And what is time travel but the ultimate power? Think about it. Nothing is over, if you can go back and fix it. No battle lost, no relationship destroyed, no opportunity missed. You blew it big time. But you could go back and make everything right – couldn’t you?
Well … of course not. Who wants to read about Superman steamrollering all the opposition? The whole point about writing about power is to explore the dilemmas it generates. My hero Jack Wragsland falls into every possible pit of knives his ability to manipulate time allows him to get into. A reasonably conscientious fellow, he does try to fix it. It does not go well.
But there’s more to power than tinkering with space/time. The main tool the human race has developed to manage untrammeled power is government. Only good governance separates Americans from Yemen or North Korea. There’s a reason people want to immigrate into the United States, and it’s not because of our climate. Living in a well-run nation allows you to get stuff done: useful things like staying alive and having a family and not starving to death, picky details like that. And writing books – are there any great novels you know of that written by a resident of Pyongyang? Think of how difficult it would be to start a decent theater project in downtown Lebanon today. If art is the fullest expression of a culture, it’s government that gives the space for that culture to flourish.
So the other protagonist is Calla Ang, heir to an (imaginary) country in Southeast Asia. The problem she has is how to manage her political power. God knows there are plenty of knife pits a ruler can fall into, and the misery this can generate is just as great as meddling with time lines. Which Jack helps her with, a couple times.
There is a solution within the story, one that both characters work towards. It’s a grown-up answer, not an action-movie solution, kind of Zen: that you don’t have to wield the sword. You can have the power, and hold it back. Sometimes the wiser path is to simply not use the maximal weapon in your hand. Of course you can dive in there, thrashing and trashing, and that makes (I trust) for a thrilling set of novels. But if you keep on throwing the big hammer, are you smart? Sometimes, as Tolkien told us, the answer is small and mundane.
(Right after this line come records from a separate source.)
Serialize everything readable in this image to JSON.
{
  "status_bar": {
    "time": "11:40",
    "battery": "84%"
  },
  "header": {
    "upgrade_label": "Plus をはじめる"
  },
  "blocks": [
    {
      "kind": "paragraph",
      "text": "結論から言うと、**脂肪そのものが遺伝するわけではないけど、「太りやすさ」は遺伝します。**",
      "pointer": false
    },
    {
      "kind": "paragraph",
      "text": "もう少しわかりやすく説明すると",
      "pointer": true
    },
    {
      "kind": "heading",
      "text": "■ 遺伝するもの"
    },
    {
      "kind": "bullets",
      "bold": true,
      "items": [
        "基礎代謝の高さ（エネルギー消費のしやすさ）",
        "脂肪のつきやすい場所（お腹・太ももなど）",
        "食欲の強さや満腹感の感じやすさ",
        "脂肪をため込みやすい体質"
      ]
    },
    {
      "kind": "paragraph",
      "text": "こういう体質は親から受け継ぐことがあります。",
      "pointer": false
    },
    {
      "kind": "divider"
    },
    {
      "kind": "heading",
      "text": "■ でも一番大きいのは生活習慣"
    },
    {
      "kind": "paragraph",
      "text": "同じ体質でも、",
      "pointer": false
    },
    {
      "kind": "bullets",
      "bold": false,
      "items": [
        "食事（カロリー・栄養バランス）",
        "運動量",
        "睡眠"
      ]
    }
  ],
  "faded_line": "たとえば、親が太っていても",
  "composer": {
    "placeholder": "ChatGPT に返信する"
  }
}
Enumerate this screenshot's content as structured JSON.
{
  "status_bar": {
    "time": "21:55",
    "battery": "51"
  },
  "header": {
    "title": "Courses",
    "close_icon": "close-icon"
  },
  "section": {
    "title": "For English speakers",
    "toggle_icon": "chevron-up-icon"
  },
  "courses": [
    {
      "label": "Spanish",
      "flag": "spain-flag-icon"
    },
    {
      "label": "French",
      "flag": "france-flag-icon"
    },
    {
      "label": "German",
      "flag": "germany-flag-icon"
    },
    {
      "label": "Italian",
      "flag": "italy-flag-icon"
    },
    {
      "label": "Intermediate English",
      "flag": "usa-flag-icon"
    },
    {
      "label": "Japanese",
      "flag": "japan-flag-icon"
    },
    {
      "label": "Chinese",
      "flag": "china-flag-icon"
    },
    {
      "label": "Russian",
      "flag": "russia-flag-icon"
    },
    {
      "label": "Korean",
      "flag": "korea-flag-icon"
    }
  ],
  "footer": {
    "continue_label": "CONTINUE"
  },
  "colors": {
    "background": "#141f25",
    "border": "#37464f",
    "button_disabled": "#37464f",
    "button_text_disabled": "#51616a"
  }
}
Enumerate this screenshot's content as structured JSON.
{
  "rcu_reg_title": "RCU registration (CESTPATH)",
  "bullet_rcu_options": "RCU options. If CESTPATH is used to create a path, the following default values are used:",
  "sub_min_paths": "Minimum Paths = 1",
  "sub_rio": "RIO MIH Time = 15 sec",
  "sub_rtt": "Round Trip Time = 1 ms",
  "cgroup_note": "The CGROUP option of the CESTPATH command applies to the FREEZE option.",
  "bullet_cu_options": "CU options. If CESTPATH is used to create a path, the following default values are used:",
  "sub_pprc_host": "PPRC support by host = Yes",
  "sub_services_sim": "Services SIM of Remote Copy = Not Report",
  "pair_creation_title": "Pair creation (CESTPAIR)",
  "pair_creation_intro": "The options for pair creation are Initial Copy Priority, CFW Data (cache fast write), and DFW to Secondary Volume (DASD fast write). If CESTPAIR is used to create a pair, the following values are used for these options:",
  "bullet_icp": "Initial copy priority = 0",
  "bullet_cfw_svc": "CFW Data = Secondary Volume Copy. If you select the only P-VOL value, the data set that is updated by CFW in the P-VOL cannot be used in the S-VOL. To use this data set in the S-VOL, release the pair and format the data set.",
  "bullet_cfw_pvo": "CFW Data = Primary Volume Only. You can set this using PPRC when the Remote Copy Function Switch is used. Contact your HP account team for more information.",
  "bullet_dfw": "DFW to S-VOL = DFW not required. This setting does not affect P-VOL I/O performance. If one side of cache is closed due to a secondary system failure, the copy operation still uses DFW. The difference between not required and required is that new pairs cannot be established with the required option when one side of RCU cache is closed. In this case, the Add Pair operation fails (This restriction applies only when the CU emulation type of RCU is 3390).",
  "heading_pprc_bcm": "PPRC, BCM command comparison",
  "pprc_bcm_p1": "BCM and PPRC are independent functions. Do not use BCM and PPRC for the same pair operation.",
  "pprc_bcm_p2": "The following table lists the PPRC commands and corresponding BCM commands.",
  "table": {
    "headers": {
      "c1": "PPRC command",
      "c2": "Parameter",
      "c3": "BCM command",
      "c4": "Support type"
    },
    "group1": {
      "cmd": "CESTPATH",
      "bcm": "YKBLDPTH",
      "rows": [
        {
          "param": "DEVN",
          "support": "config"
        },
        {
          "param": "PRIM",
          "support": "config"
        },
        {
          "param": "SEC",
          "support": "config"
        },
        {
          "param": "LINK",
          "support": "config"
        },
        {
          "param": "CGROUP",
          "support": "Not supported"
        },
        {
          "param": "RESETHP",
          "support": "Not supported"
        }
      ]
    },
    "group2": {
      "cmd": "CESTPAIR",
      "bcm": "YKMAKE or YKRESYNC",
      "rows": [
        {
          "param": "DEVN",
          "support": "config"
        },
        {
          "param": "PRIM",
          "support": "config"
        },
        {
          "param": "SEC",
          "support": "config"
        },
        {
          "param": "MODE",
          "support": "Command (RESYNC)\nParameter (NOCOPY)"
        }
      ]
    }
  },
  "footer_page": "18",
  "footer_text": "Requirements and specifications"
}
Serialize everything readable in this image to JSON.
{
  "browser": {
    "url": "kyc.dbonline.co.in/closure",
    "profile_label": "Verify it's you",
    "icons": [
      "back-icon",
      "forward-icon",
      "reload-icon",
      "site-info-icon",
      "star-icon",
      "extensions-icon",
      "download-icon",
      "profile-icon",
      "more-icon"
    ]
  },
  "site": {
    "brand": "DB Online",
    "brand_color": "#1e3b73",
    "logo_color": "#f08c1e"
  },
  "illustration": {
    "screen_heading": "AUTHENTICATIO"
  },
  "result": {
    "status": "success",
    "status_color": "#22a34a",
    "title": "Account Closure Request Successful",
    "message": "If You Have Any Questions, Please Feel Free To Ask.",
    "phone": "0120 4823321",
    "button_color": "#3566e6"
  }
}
I insist that my protagonists be smart. Jack and Calla make horrible mistakes, but they learn from them. They don’t keep on banging their heads against walls. They grope their way, eventually, to a solution that Marvel heroes would never fall into.